__PROBLEM DETAILS__. Check each line of the data for "legend", and copy the ones that have it.

__DATA PROVIDED__.
────────────────────

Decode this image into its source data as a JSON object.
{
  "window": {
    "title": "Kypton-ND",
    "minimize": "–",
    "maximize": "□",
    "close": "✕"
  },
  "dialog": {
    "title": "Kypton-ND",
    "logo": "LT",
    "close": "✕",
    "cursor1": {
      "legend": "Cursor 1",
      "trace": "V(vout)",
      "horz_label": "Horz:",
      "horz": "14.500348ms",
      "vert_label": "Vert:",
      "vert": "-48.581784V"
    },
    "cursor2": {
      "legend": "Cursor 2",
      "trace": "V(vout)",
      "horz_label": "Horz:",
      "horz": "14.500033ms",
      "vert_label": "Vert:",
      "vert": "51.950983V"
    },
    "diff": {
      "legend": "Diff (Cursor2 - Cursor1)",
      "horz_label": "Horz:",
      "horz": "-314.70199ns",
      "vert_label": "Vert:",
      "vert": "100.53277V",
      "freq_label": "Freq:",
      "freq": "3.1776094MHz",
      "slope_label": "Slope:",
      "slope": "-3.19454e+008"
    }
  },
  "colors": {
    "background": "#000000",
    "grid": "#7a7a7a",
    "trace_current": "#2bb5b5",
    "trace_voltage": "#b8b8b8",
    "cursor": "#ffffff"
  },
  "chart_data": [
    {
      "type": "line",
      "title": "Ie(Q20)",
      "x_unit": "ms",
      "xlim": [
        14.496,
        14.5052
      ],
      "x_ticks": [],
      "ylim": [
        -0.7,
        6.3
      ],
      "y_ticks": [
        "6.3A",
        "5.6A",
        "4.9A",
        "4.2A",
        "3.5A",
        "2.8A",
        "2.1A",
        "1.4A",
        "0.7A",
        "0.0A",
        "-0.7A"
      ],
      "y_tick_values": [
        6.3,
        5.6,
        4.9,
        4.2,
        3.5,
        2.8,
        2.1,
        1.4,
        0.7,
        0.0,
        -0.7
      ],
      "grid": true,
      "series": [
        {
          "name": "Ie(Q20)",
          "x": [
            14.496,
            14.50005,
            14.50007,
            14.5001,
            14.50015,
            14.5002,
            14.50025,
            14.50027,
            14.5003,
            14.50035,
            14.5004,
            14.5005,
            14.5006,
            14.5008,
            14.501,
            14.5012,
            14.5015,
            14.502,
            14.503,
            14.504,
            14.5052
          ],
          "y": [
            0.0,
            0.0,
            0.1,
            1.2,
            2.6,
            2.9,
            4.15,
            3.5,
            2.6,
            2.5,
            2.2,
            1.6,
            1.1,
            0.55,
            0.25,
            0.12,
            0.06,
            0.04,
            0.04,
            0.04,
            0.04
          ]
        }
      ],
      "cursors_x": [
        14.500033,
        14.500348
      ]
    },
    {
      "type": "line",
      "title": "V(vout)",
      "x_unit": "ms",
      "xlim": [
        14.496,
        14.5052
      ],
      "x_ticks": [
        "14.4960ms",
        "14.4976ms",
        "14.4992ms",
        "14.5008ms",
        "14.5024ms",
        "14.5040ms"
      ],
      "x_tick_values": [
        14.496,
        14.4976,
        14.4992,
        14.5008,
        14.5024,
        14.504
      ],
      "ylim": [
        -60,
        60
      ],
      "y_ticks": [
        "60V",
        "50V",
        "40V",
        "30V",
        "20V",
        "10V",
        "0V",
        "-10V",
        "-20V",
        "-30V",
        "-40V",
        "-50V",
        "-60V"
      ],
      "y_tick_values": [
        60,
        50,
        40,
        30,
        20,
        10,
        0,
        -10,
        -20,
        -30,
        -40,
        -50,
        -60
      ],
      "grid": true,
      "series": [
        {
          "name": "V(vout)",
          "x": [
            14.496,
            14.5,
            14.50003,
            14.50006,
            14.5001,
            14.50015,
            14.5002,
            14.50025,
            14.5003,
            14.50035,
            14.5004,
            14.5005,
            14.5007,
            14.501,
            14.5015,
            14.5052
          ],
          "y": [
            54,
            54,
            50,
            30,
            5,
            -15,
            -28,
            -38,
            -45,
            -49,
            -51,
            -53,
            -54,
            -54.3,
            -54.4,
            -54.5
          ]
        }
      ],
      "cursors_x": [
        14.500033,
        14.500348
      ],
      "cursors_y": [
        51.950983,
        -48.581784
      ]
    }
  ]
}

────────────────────

__SOLUTION TO THIS PROBLEM__.
      "legend": "Cursor 1",
      "legend": "Cursor 2",
      "legend": "Diff (Cursor2 - Cursor1)",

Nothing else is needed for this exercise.